::: Material for the task :::

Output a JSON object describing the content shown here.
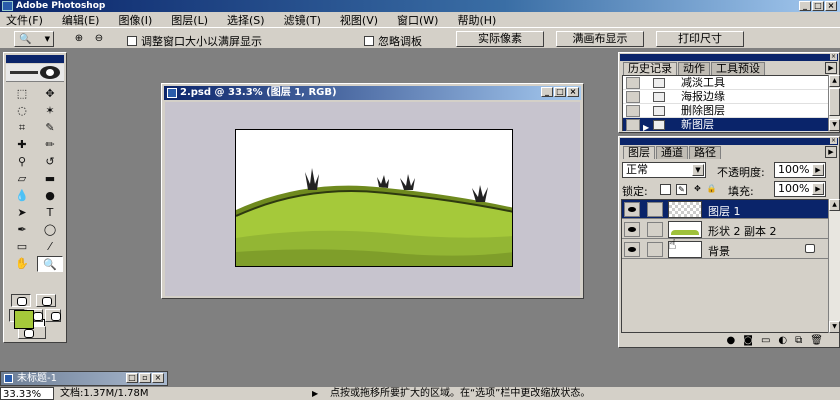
{
  "app": {
    "title": "Adobe Photoshop"
  },
  "menu": [
    "文件(F)",
    "编辑(E)",
    "图像(I)",
    "图层(L)",
    "选择(S)",
    "滤镜(T)",
    "视图(V)",
    "窗口(W)",
    "帮助(H)"
  ],
  "options": {
    "fit_window_label": "调整窗口大小以满屏显示",
    "ignore_palettes_label": "忽略调板",
    "actual_pixels": "实际像素",
    "fit_on_screen": "满画布显示",
    "print_size": "打印尺寸"
  },
  "document": {
    "title": "2.psd @ 33.3% (图层 1, RGB)",
    "colors": {
      "grass": "#a5c93a",
      "grass_dark": "#6f8a1e",
      "canvas_bg": "#c7c4ce"
    }
  },
  "minimized_doc": {
    "title": "未标题-1"
  },
  "status": {
    "zoom": "33.33%",
    "doc_info": "文档:1.37M/1.78M",
    "hint": "点按或拖移所要扩大的区域。在“选项”栏中更改缩放状态。"
  },
  "history_palette": {
    "tabs": [
      "历史记录",
      "动作",
      "工具预设"
    ],
    "items": [
      {
        "label": "减淡工具",
        "selected": false
      },
      {
        "label": "海报边缘",
        "selected": false
      },
      {
        "label": "删除图层",
        "selected": false
      },
      {
        "label": "新图层",
        "selected": true
      }
    ]
  },
  "layers_palette": {
    "tabs": [
      "图层",
      "通道",
      "路径"
    ],
    "blend_mode": "正常",
    "opacity_label": "不透明度:",
    "opacity_value": "100%",
    "lock_label": "锁定:",
    "fill_label": "填充:",
    "fill_value": "100%",
    "layers": [
      {
        "name": "图层 1",
        "selected": true
      },
      {
        "name": "形状 2 副本 2",
        "selected": false
      },
      {
        "name": "背景",
        "selected": false,
        "locked": true
      }
    ]
  },
  "toolbox": {
    "foreground_color": "#a5c93a",
    "background_color": "#ffffff"
  }
}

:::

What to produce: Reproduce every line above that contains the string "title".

Expected answer:
    "title": "Adobe Photoshop"
    "title": "2.psd @ 33.3% (图层 1, RGB)",
    "title": "未标题-1"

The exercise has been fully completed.